The international donor community is called upon to promote the above measures with grants and loans. And not indiscriminately but in a manner appropriate to, and tailored to, the requirements. This is contingent on clear political strategies that enable and secure sustainable rural development in the beneficiary countries.
I appeal to the representatives of industry - to you, Ladies and Gentlemen - to seek stronger cooperation with farmers, to respond to the needs on the ground whilst creating value-added chains in rural areas.
The upstream and downstream agricultural sectors offer numerous opportunities for innovation and investment. Whether we are talking about efficient irrigation systems or more simple mechanisation of farm machinery, the need exists.
On a positive note, I would particularly like to highlight the idea put forward by the G8 "New Approach for Africa" process that is intended to mobilise capital, and in particular private capital.
The political representatives of the countries are responsible for creating and securing the policy and regulatory environment.
The population must also be involved in the development process. Hunger is, in many places, due to poor governance, corruption and a lack of participation.

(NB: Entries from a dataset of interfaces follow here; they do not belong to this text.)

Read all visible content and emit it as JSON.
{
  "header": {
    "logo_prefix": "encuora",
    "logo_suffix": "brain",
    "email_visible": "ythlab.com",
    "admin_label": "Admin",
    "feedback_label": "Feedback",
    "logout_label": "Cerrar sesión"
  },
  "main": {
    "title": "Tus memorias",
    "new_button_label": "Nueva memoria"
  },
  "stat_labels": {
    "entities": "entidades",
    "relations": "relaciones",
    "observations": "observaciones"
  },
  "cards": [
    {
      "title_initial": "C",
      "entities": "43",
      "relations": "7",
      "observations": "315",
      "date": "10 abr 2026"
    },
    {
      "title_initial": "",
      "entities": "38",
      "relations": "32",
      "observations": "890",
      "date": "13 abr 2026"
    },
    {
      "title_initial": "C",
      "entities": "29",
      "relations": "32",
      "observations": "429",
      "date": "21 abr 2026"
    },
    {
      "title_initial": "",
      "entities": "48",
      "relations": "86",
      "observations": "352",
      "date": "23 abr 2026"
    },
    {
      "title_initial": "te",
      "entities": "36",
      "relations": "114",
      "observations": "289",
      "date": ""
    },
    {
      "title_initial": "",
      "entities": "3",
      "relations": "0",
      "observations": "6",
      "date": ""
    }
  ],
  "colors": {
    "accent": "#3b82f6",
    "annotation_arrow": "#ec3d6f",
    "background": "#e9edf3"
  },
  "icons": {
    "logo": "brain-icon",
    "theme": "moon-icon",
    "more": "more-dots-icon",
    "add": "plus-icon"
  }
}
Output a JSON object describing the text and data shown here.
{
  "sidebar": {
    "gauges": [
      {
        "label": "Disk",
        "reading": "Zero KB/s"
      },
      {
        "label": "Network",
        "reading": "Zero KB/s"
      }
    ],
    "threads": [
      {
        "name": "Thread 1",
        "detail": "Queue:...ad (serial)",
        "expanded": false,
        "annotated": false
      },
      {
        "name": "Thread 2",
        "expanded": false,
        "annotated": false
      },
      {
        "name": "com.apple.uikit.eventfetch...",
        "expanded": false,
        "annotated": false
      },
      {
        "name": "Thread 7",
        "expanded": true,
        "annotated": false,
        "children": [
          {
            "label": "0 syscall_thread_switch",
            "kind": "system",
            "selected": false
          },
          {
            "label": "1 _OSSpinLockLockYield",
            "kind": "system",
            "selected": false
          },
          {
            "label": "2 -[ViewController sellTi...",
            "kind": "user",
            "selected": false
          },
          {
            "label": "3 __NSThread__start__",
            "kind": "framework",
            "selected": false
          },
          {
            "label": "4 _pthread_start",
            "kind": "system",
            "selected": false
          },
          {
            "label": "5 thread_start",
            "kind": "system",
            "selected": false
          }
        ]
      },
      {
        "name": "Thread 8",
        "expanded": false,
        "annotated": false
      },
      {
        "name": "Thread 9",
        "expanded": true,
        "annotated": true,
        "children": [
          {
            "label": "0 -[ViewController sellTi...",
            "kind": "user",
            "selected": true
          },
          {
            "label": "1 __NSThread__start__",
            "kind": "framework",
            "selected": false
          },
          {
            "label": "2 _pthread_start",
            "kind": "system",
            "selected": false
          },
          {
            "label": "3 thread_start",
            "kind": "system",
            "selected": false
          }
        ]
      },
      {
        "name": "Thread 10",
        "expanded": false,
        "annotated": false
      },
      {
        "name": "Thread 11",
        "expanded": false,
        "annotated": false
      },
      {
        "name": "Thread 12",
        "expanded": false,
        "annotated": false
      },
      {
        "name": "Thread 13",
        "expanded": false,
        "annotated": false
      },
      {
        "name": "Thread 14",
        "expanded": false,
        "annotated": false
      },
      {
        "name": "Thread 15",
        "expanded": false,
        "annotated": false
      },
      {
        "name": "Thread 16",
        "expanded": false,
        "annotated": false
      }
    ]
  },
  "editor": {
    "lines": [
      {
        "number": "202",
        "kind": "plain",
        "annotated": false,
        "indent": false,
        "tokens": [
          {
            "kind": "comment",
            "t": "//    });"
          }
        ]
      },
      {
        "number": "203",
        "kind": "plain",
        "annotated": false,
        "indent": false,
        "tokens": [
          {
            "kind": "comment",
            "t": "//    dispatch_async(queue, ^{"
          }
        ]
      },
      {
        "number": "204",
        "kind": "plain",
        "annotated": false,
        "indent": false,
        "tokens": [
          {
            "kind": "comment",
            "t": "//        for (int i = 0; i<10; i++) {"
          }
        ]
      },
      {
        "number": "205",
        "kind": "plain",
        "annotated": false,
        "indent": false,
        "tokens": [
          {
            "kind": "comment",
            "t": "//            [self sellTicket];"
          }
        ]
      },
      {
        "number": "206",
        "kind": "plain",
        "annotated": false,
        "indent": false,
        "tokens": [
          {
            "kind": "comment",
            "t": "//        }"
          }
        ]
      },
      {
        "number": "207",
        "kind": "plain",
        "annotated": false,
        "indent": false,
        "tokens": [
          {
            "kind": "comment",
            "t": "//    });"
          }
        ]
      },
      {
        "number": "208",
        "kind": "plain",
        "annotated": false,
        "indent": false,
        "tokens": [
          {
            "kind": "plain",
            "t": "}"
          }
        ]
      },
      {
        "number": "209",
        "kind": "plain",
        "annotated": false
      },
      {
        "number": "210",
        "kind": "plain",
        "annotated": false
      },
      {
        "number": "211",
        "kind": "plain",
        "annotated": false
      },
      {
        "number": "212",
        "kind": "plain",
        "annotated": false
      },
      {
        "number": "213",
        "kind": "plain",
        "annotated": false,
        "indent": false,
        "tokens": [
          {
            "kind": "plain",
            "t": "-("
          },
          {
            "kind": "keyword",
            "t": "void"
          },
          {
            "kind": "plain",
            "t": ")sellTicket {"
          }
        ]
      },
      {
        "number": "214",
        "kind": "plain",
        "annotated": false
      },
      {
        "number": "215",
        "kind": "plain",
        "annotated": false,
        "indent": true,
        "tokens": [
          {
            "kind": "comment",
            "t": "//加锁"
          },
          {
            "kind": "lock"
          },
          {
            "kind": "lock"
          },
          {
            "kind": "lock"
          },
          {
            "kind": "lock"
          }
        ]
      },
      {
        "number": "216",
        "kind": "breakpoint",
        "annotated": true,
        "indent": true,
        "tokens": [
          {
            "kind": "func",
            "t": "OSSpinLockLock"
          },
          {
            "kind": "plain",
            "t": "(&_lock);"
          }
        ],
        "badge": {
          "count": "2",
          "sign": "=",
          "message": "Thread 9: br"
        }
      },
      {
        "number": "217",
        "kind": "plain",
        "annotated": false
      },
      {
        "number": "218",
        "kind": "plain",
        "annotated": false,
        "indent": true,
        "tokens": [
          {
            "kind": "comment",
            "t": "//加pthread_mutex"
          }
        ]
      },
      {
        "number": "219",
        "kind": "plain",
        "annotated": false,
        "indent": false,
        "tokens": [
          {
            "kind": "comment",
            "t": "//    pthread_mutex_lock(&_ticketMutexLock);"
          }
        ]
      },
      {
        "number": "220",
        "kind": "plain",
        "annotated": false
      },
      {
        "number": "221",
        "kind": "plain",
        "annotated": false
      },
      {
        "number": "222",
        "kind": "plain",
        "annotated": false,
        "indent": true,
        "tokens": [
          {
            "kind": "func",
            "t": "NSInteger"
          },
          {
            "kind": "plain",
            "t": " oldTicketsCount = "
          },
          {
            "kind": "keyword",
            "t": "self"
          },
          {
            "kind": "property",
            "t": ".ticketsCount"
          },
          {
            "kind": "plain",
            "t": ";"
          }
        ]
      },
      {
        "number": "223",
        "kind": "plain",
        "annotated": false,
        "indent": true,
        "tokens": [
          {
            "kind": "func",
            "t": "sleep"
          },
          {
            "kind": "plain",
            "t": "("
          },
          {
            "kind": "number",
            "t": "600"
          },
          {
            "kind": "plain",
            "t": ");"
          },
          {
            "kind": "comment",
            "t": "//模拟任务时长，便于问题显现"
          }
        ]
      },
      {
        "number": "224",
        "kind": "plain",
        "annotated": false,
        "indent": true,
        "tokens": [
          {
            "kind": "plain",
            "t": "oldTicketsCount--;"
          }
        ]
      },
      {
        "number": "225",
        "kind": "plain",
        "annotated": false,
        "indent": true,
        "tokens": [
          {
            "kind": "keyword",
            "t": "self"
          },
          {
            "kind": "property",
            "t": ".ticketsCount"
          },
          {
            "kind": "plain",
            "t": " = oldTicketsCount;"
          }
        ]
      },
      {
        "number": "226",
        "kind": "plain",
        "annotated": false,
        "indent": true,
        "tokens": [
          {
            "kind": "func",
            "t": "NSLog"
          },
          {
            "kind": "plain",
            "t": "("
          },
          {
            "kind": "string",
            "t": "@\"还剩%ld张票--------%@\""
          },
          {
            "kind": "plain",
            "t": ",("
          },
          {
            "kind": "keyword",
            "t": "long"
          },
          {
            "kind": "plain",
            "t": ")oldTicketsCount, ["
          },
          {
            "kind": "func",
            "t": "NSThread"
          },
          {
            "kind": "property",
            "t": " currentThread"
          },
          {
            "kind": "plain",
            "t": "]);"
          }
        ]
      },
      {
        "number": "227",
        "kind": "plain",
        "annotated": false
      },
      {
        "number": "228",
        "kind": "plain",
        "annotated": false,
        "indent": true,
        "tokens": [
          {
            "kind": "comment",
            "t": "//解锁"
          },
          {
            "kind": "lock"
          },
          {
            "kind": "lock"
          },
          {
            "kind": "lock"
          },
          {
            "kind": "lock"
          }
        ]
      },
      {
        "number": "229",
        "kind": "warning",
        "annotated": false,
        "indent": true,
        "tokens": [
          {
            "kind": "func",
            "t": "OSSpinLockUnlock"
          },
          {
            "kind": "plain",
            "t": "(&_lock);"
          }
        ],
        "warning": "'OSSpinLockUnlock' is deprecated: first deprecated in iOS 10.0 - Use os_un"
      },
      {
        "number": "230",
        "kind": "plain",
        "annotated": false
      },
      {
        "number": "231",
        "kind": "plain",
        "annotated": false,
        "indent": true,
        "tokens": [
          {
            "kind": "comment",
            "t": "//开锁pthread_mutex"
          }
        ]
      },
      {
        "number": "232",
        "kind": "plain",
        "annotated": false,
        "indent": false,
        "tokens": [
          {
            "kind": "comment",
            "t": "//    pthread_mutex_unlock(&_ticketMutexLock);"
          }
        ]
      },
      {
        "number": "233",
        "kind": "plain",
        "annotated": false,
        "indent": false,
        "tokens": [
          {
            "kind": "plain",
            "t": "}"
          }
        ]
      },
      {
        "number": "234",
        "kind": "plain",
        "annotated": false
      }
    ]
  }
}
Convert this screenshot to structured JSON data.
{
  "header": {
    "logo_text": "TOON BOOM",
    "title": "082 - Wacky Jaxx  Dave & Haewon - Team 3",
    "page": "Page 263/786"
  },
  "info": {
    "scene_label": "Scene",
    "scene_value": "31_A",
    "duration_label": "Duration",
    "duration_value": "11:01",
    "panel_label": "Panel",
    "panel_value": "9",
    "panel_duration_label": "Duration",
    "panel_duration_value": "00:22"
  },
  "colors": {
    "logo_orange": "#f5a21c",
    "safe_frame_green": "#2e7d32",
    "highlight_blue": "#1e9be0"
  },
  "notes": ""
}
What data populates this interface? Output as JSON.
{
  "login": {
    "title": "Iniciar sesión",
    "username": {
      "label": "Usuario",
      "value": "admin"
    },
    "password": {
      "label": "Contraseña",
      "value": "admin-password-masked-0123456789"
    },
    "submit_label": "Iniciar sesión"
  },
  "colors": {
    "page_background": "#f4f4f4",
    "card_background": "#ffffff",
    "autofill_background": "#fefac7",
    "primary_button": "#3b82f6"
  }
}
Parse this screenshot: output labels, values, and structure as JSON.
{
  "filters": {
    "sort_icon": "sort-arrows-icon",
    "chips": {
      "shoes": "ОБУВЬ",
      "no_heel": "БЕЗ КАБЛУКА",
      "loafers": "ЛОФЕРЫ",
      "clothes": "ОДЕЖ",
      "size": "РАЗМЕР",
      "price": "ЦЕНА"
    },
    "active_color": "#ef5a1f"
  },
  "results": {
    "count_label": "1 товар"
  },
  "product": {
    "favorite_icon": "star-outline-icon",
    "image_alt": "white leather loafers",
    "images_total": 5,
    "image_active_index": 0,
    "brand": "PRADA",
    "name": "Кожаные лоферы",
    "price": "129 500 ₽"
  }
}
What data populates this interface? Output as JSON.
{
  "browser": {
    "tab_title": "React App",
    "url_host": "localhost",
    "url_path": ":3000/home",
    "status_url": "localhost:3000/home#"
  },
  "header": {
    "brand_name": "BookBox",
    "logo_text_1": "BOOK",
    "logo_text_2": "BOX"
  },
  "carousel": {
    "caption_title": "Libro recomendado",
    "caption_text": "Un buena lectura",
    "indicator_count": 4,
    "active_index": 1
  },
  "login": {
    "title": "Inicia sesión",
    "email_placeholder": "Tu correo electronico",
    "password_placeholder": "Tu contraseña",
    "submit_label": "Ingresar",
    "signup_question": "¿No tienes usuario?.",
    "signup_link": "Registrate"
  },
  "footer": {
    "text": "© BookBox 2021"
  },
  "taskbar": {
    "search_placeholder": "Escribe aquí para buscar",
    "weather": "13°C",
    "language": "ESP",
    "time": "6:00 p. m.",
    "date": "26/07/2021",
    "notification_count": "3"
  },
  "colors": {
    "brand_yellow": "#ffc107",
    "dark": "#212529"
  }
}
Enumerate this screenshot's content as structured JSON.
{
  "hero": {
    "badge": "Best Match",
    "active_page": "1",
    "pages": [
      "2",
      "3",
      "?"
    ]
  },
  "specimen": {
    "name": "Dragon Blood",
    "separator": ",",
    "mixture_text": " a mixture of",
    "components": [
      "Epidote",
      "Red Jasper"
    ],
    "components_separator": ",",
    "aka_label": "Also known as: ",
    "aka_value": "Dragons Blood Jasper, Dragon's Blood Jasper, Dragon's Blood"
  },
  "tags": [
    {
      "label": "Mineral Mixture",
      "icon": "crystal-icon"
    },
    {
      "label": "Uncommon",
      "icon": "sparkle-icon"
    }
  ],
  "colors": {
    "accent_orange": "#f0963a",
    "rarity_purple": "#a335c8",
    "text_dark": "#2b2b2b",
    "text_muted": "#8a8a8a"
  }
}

Here, policy advisory projects to assist governments and parliaments in the shaping of a suitable political and economic environment would be appropriate.
In this context, I welcome the self-commitment undertaken by the signatories to the CAADP process, to earmark at least ten percent of public expenditure for agriculture. I encourage all those who have not yet achieved this objective to continue their attempts.
Ladies and Gentlemen, when I talk about joint efforts, I do not wish to leave out my own Ministry.
The Federal Ministry of Agriculture has established the "Policies against Hunger" conference series which, year after year, brings together international experts in Berlin.
What is more, at my invitation Agriculture Ministers from around the world gather each year in Berlin for the Global Forum for Food and Agriculture and the Agriculture Ministers' Summit to deliberate on global food security.
Two days ago, we held in-depth talks at the 6th Berlin Agriculture Ministers' Summit on the subject of "Empowering Agriculture: Fostering Resilience – Securing Food and Nutrition". We brought Agriculture Ministers from around 80 countries together around one table. This sets a new record, marks a great success and is an important sign of how seriously everyone takes these issues.
The outcome is a groundbreaking communiqué that will give agriculture a voice in the forthcoming United Nations' negotiations on the great challenges facing humanity - the post-2015 agenda for sustainable development.
Ladies and Gentlemen, there is no simple formula for ensuring sufficient and adequate food for people throughout the world. What is needed are tailor-made solutions to the problems on the ground and a readiness to strike intelligent and innovative paths.
For it is only if we do justice to the conditions and structures in Africa that we will be able to master these challenges. This can only be achieved with money, courage and a willingness to join forces.
Cooperation between politics and industry, as shown by today's event, can bring us closer to solving the problem of hunger and malnutrition.